- Opening Delimiter -

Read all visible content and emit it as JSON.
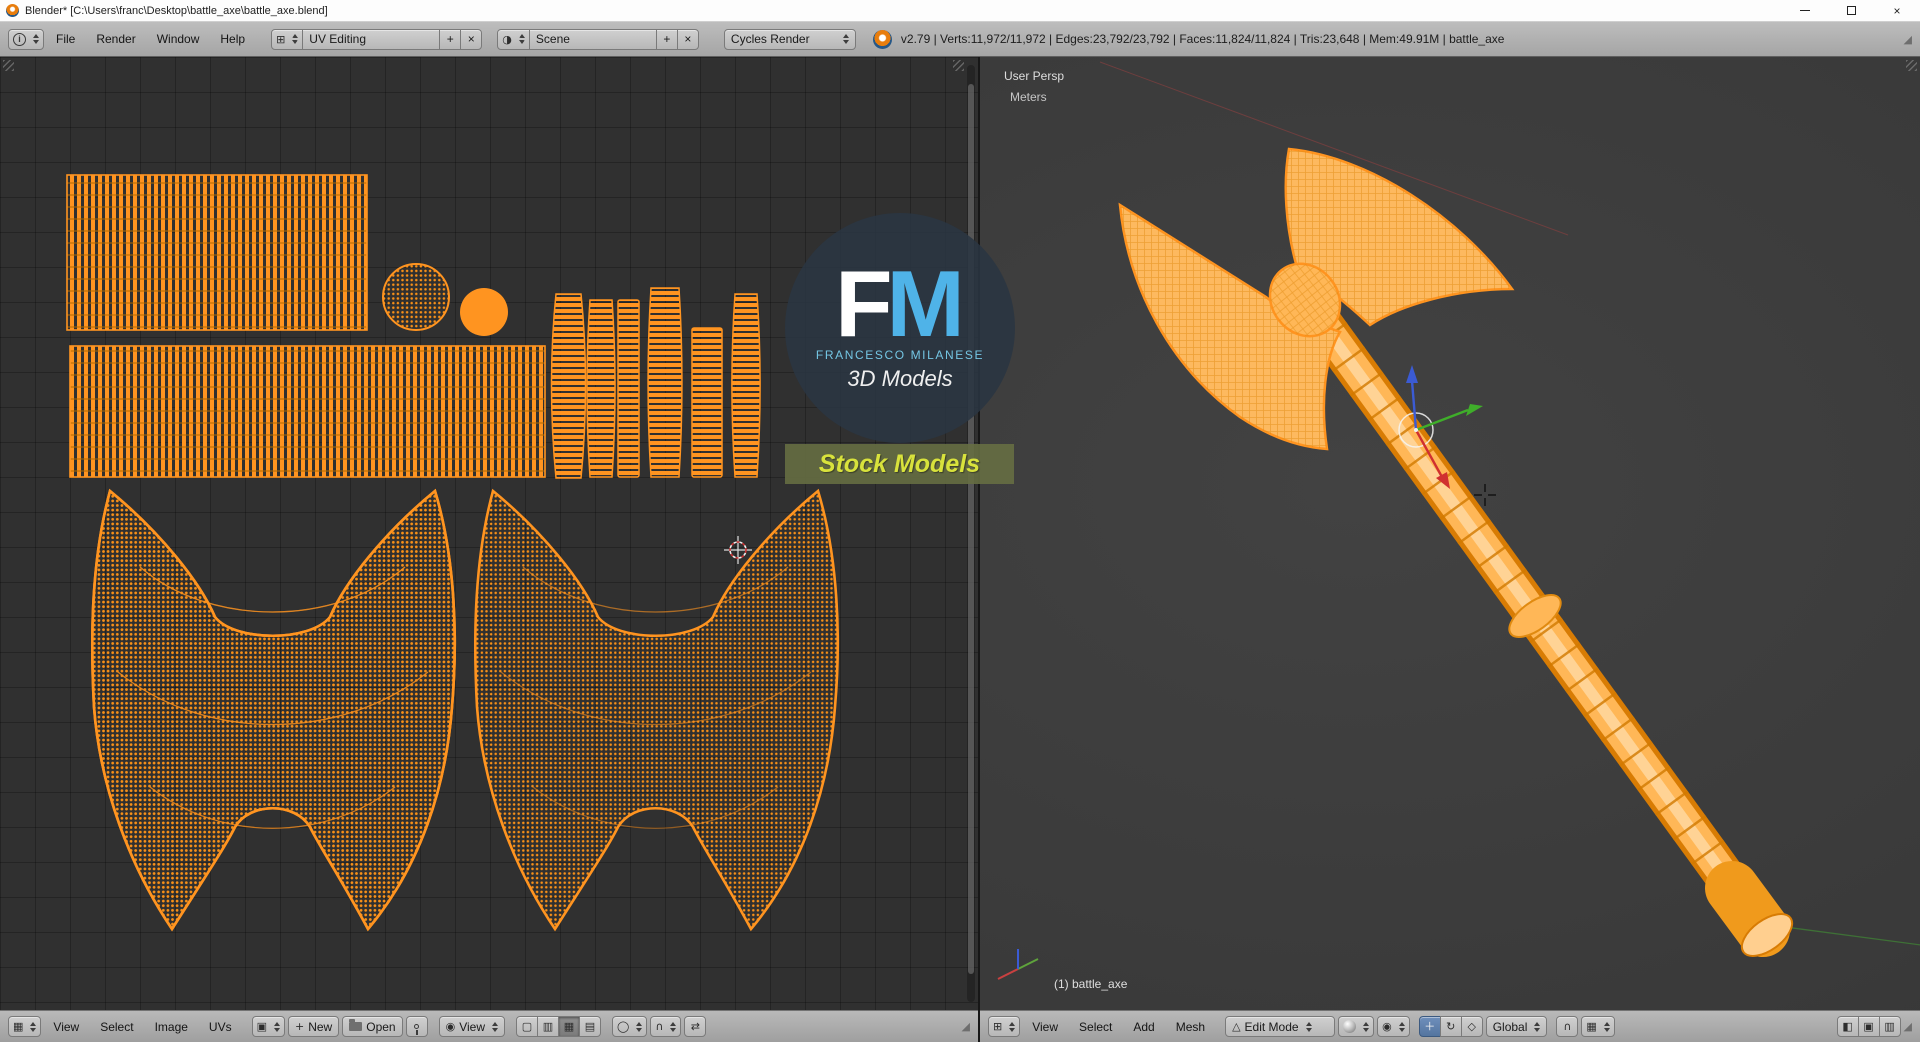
{
  "titlebar": {
    "title": "Blender* [C:\\Users\\franc\\Desktop\\battle_axe\\battle_axe.blend]",
    "close_glyph": "×"
  },
  "info_header": {
    "menus": [
      "File",
      "Render",
      "Window",
      "Help"
    ],
    "layout": "UV Editing",
    "scene": "Scene",
    "engine": "Cycles Render",
    "add_label": "+",
    "close_label": "×",
    "stats": "v2.79 | Verts:11,972/11,972 | Edges:23,792/23,792 | Faces:11,824/11,824 | Tris:23,648 | Mem:49.91M | battle_axe"
  },
  "uv_editor": {
    "menus": [
      "View",
      "Select",
      "Image",
      "UVs"
    ],
    "plus_glyph": "+",
    "new_button": "New",
    "open_button": "Open",
    "display_dropdown": "View"
  },
  "viewport3d": {
    "view_label": "User Persp",
    "units_label": "Meters",
    "object_info": "(1) battle_axe",
    "menus": [
      "View",
      "Select",
      "Add",
      "Mesh"
    ],
    "mode": "Edit Mode",
    "orientation": "Global"
  },
  "watermark": {
    "monogram_f": "F",
    "monogram_m": "M",
    "author": "FRANCESCO MILANESE",
    "tagline": "3D Models",
    "badge": "Stock Models"
  },
  "colors": {
    "selection_orange": "#ff9420",
    "pressed_blue": "#5a7fb5",
    "axis_x_red": "#c94040",
    "axis_y_green": "#5fa33c",
    "axis_z_blue": "#3b5bd4"
  }
}
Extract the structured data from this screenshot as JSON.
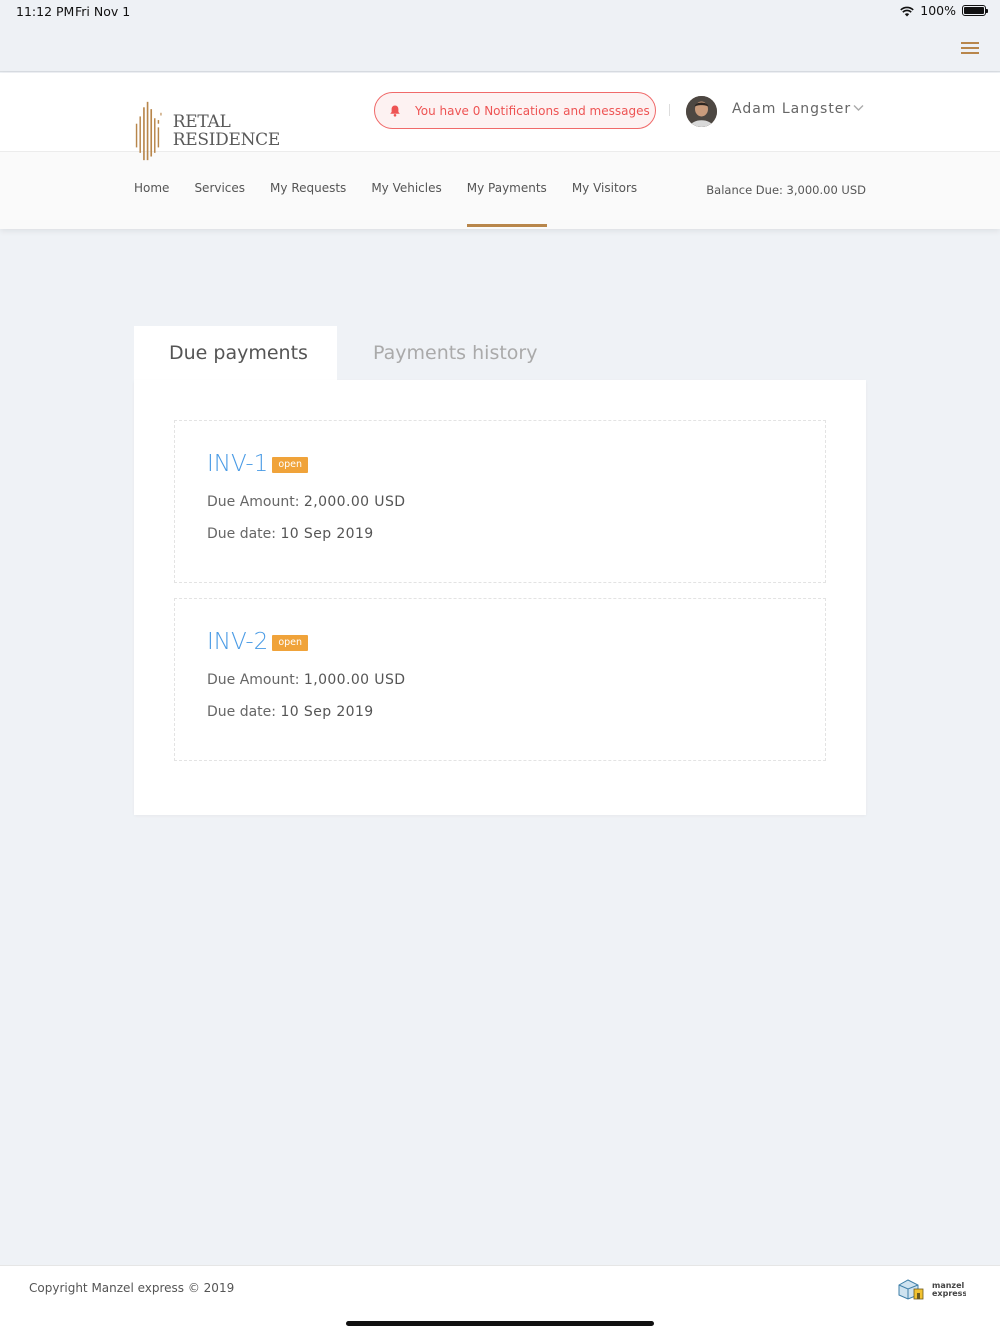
{
  "status_bar": {
    "time": "11:12 PM",
    "date": "Fri Nov 1",
    "battery": "100%",
    "icons": [
      "wifi-icon",
      "battery-icon"
    ]
  },
  "app_bar": {
    "menu_icon": "hamburger-menu-icon"
  },
  "header": {
    "logo": {
      "line1": "RETAL",
      "line2": "RESIDENCE"
    },
    "notification": {
      "icon": "bell-icon",
      "text": "You have 0 Notifications and messages"
    },
    "user": {
      "name": "Adam Langster",
      "avatar": "avatar-photo",
      "chevron": "chevron-down-icon"
    },
    "nav": [
      {
        "label": "Home"
      },
      {
        "label": "Services"
      },
      {
        "label": "My Requests"
      },
      {
        "label": "My Vehicles"
      },
      {
        "label": "My Payments",
        "active": true
      },
      {
        "label": "My Visitors"
      }
    ],
    "balance": "Balance Due: 3,000.00 USD"
  },
  "tabs": {
    "due": "Due payments",
    "history": "Payments history",
    "active": "due"
  },
  "invoices": [
    {
      "id": "INV-1",
      "status": "open",
      "amount_label": "Due Amount:",
      "amount": "2,000.00 USD",
      "date_label": "Due date:",
      "date": "10 Sep 2019"
    },
    {
      "id": "INV-2",
      "status": "open",
      "amount_label": "Due Amount:",
      "amount": "1,000.00 USD",
      "date_label": "Due date:",
      "date": "10 Sep 2019"
    }
  ],
  "footer": {
    "copyright": "Copyright Manzel express © 2019",
    "logo_line1": "manzel",
    "logo_line2": "express"
  },
  "colors": {
    "accent": "#b8864b",
    "link": "#4a9be5",
    "badge": "#f0a33a",
    "alert": "#ee5454",
    "background": "#eff2f6"
  }
}
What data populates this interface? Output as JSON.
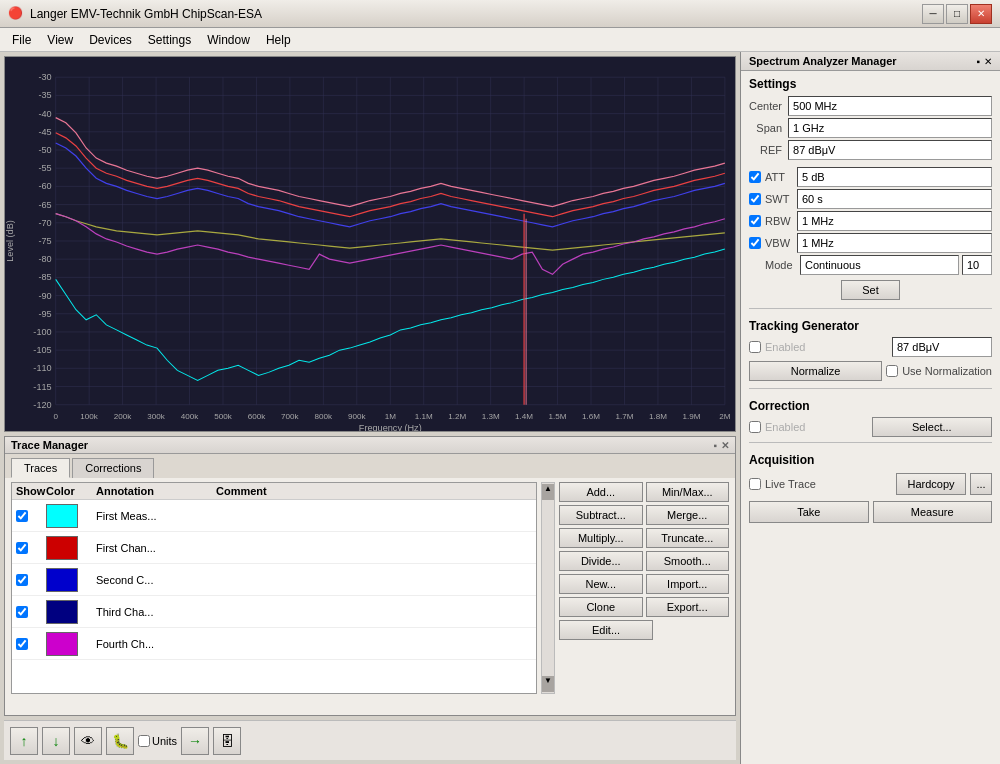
{
  "titleBar": {
    "icon": "🔴",
    "title": "Langer EMV-Technik GmbH ChipScan-ESA",
    "minBtn": "─",
    "maxBtn": "□",
    "closeBtn": "✕"
  },
  "menuBar": {
    "items": [
      "File",
      "View",
      "Devices",
      "Settings",
      "Window",
      "Help"
    ]
  },
  "chart": {
    "yAxisLabel": "Level (dB)",
    "xAxisLabel": "Frequency (Hz)",
    "yTicks": [
      "-30",
      "-35",
      "-40",
      "-45",
      "-50",
      "-55",
      "-60",
      "-65",
      "-70",
      "-75",
      "-80",
      "-85",
      "-90",
      "-95",
      "-100",
      "-105",
      "-110",
      "-115",
      "-120"
    ],
    "xTicks": [
      "0",
      "100k",
      "200k",
      "300k",
      "400k",
      "500k",
      "600k",
      "700k",
      "800k",
      "900k",
      "1M",
      "1.1M",
      "1.2M",
      "1.3M",
      "1.4M",
      "1.5M",
      "1.6M",
      "1.7M",
      "1.8M",
      "1.9M",
      "2M"
    ]
  },
  "traceManager": {
    "title": "Trace Manager",
    "tabs": [
      "Traces",
      "Corrections"
    ],
    "activeTab": "Traces",
    "tableHeaders": [
      "Show",
      "Color",
      "Annotation",
      "Comment"
    ],
    "rows": [
      {
        "show": true,
        "color": "#00ffff",
        "annotation": "First Meas...",
        "comment": ""
      },
      {
        "show": true,
        "color": "#cc0000",
        "annotation": "First Chan...",
        "comment": ""
      },
      {
        "show": true,
        "color": "#0000cc",
        "annotation": "Second C...",
        "comment": ""
      },
      {
        "show": true,
        "color": "#000080",
        "annotation": "Third Cha...",
        "comment": ""
      },
      {
        "show": true,
        "color": "#cc00cc",
        "annotation": "Fourth Ch...",
        "comment": ""
      }
    ],
    "buttons": {
      "row1": [
        "Add...",
        "Min/Max..."
      ],
      "row2": [
        "Subtract...",
        "Merge..."
      ],
      "row3": [
        "Multiply...",
        "Truncate..."
      ],
      "row4": [
        "Divide...",
        "Smooth..."
      ],
      "row5": [
        "New...",
        "Import..."
      ],
      "row6": [
        "Clone",
        "Export..."
      ],
      "row7": [
        "Edit..."
      ]
    }
  },
  "bottomToolbar": {
    "upBtn": "↑",
    "downBtn": "↓",
    "eyeBtn": "👁",
    "bugBtn": "🐛",
    "unitsLabel": "Units",
    "arrowBtn": "→",
    "dbBtn": "🗄"
  },
  "spectrumAnalyzer": {
    "title": "Spectrum  Analyzer Manager",
    "pinBtn": "▪ ✕",
    "sections": {
      "settings": {
        "title": "Settings",
        "fields": {
          "center": {
            "label": "Center",
            "value": "500 MHz"
          },
          "span": {
            "label": "Span",
            "value": "1 GHz"
          },
          "ref": {
            "label": "REF",
            "value": "87 dBμV"
          },
          "att": {
            "label": "ATT",
            "value": "5 dB",
            "checked": true
          },
          "swt": {
            "label": "SWT",
            "value": "60 s",
            "checked": true
          },
          "rbw": {
            "label": "RBW",
            "value": "1 MHz",
            "checked": true
          },
          "vbw": {
            "label": "VBW",
            "value": "1 MHz",
            "checked": true
          },
          "mode": {
            "label": "Mode",
            "value": "Continuous",
            "extra": "10"
          }
        },
        "setBtn": "Set"
      },
      "trackingGenerator": {
        "title": "Tracking Generator",
        "enabled": false,
        "enabledLabel": "Enabled",
        "value": "87 dBμV",
        "normalizeBtn": "Normalize",
        "useNormalization": false,
        "useNormalizationLabel": "Use Normalization"
      },
      "correction": {
        "title": "Correction",
        "enabled": false,
        "enabledLabel": "Enabled",
        "selectBtn": "Select..."
      },
      "acquisition": {
        "title": "Acquisition",
        "liveTrace": false,
        "liveTraceLabel": "Live Trace",
        "hardcopyBtn": "Hardcopy",
        "moreBtn": "...",
        "takeBtn": "Take",
        "measureBtn": "Measure"
      }
    }
  }
}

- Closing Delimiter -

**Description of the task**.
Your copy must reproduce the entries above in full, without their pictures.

**Exercise answer**.
Read all visible content and emit it as JSON.
{
  "titlebar": {
    "title": "Blender* [C:\\Users\\franc\\Desktop\\battle_axe\\battle_axe.blend]",
    "close_glyph": "×"
  },
  "info_header": {
    "menus": [
      "File",
      "Render",
      "Window",
      "Help"
    ],
    "layout": "UV Editing",
    "scene": "Scene",
    "engine": "Cycles Render",
    "add_label": "+",
    "close_label": "×",
    "stats": "v2.79 | Verts:11,972/11,972 | Edges:23,792/23,792 | Faces:11,824/11,824 | Tris:23,648 | Mem:49.91M | battle_axe"
  },
  "uv_editor": {
    "menus": [
      "View",
      "Select",
      "Image",
      "UVs"
    ],
    "plus_glyph": "+",
    "new_button": "New",
    "open_button": "Open",
    "display_dropdown": "View"
  },
  "viewport3d": {
    "view_label": "User Persp",
    "units_label": "Meters",
    "object_info": "(1) battle_axe",
    "menus": [
      "View",
      "Select",
      "Add",
      "Mesh"
    ],
    "mode": "Edit Mode",
    "orientation": "Global"
  },
  "watermark": {
    "monogram_f": "F",
    "monogram_m": "M",
    "author": "FRANCESCO MILANESE",
    "tagline": "3D Models",
    "badge": "Stock Models"
  },
  "colors": {
    "selection_orange": "#ff9420",
    "pressed_blue": "#5a7fb5",
    "axis_x_red": "#c94040",
    "axis_y_green": "#5fa33c",
    "axis_z_blue": "#3b5bd4"
  }
}
Extract the structured data from this screenshot as JSON.
{
  "status_bar": {
    "time": "11:12 PM",
    "date": "Fri Nov 1",
    "battery": "100%",
    "icons": [
      "wifi-icon",
      "battery-icon"
    ]
  },
  "app_bar": {
    "menu_icon": "hamburger-menu-icon"
  },
  "header": {
    "logo": {
      "line1": "RETAL",
      "line2": "RESIDENCE"
    },
    "notification": {
      "icon": "bell-icon",
      "text": "You have 0 Notifications and messages"
    },
    "user": {
      "name": "Adam Langster",
      "avatar": "avatar-photo",
      "chevron": "chevron-down-icon"
    },
    "nav": [
      {
        "label": "Home"
      },
      {
        "label": "Services"
      },
      {
        "label": "My Requests"
      },
      {
        "label": "My Vehicles"
      },
      {
        "label": "My Payments",
        "active": true
      },
      {
        "label": "My Visitors"
      }
    ],
    "balance": "Balance Due: 3,000.00 USD"
  },
  "tabs": {
    "due": "Due payments",
    "history": "Payments history",
    "active": "due"
  },
  "invoices": [
    {
      "id": "INV-1",
      "status": "open",
      "amount_label": "Due Amount:",
      "amount": "2,000.00 USD",
      "date_label": "Due date:",
      "date": "10 Sep 2019"
    },
    {
      "id": "INV-2",
      "status": "open",
      "amount_label": "Due Amount:",
      "amount": "1,000.00 USD",
      "date_label": "Due date:",
      "date": "10 Sep 2019"
    }
  ],
  "footer": {
    "copyright": "Copyright Manzel express © 2019",
    "logo_line1": "manzel",
    "logo_line2": "express"
  },
  "colors": {
    "accent": "#b8864b",
    "link": "#4a9be5",
    "badge": "#f0a33a",
    "alert": "#ee5454",
    "background": "#eff2f6"
  }
}
What data populates this interface? Output as JSON.
{
  "titleBar": {
    "icon": "🔴",
    "title": "Langer EMV-Technik GmbH ChipScan-ESA",
    "minBtn": "─",
    "maxBtn": "□",
    "closeBtn": "✕"
  },
  "menuBar": {
    "items": [
      "File",
      "View",
      "Devices",
      "Settings",
      "Window",
      "Help"
    ]
  },
  "chart": {
    "yAxisLabel": "Level (dB)",
    "xAxisLabel": "Frequency (Hz)",
    "yTicks": [
      "-30",
      "-35",
      "-40",
      "-45",
      "-50",
      "-55",
      "-60",
      "-65",
      "-70",
      "-75",
      "-80",
      "-85",
      "-90",
      "-95",
      "-100",
      "-105",
      "-110",
      "-115",
      "-120"
    ],
    "xTicks": [
      "0",
      "100k",
      "200k",
      "300k",
      "400k",
      "500k",
      "600k",
      "700k",
      "800k",
      "900k",
      "1M",
      "1.1M",
      "1.2M",
      "1.3M",
      "1.4M",
      "1.5M",
      "1.6M",
      "1.7M",
      "1.8M",
      "1.9M",
      "2M"
    ]
  },
  "traceManager": {
    "title": "Trace Manager",
    "tabs": [
      "Traces",
      "Corrections"
    ],
    "activeTab": "Traces",
    "tableHeaders": [
      "Show",
      "Color",
      "Annotation",
      "Comment"
    ],
    "rows": [
      {
        "show": true,
        "color": "#00ffff",
        "annotation": "First Meas...",
        "comment": ""
      },
      {
        "show": true,
        "color": "#cc0000",
        "annotation": "First Chan...",
        "comment": ""
      },
      {
        "show": true,
        "color": "#0000cc",
        "annotation": "Second C...",
        "comment": ""
      },
      {
        "show": true,
        "color": "#000080",
        "annotation": "Third Cha...",
        "comment": ""
      },
      {
        "show": true,
        "color": "#cc00cc",
        "annotation": "Fourth Ch...",
        "comment": ""
      }
    ],
    "buttons": {
      "row1": [
        "Add...",
        "Min/Max..."
      ],
      "row2": [
        "Subtract...",
        "Merge..."
      ],
      "row3": [
        "Multiply...",
        "Truncate..."
      ],
      "row4": [
        "Divide...",
        "Smooth..."
      ],
      "row5": [
        "New...",
        "Import..."
      ],
      "row6": [
        "Clone",
        "Export..."
      ],
      "row7": [
        "Edit..."
      ]
    }
  },
  "bottomToolbar": {
    "upBtn": "↑",
    "downBtn": "↓",
    "eyeBtn": "👁",
    "bugBtn": "🐛",
    "unitsLabel": "Units",
    "arrowBtn": "→",
    "dbBtn": "🗄"
  },
  "spectrumAnalyzer": {
    "title": "Spectrum  Analyzer Manager",
    "pinBtn": "▪ ✕",
    "sections": {
      "settings": {
        "title": "Settings",
        "fields": {
          "center": {
            "label": "Center",
            "value": "500 MHz"
          },
          "span": {
            "label": "Span",
            "value": "1 GHz"
          },
          "ref": {
            "label": "REF",
            "value": "87 dBμV"
          },
          "att": {
            "label": "ATT",
            "value": "5 dB",
            "checked": true
          },
          "swt": {
            "label": "SWT",
            "value": "60 s",
            "checked": true
          },
          "rbw": {
            "label": "RBW",
            "value": "1 MHz",
            "checked": true
          },
          "vbw": {
            "label": "VBW",
            "value": "1 MHz",
            "checked": true
          },
          "mode": {
            "label": "Mode",
            "value": "Continuous",
            "extra": "10"
          }
        },
        "setBtn": "Set"
      },
      "trackingGenerator": {
        "title": "Tracking Generator",
        "enabled": false,
        "enabledLabel": "Enabled",
        "value": "87 dBμV",
        "normalizeBtn": "Normalize",
        "useNormalization": false,
        "useNormalizationLabel": "Use Normalization"
      },
      "correction": {
        "title": "Correction",
        "enabled": false,
        "enabledLabel": "Enabled",
        "selectBtn": "Select..."
      },
      "acquisition": {
        "title": "Acquisition",
        "liveTrace": false,
        "liveTraceLabel": "Live Trace",
        "hardcopyBtn": "Hardcopy",
        "moreBtn": "...",
        "takeBtn": "Take",
        "measureBtn": "Measure"
      }
    }
  }
}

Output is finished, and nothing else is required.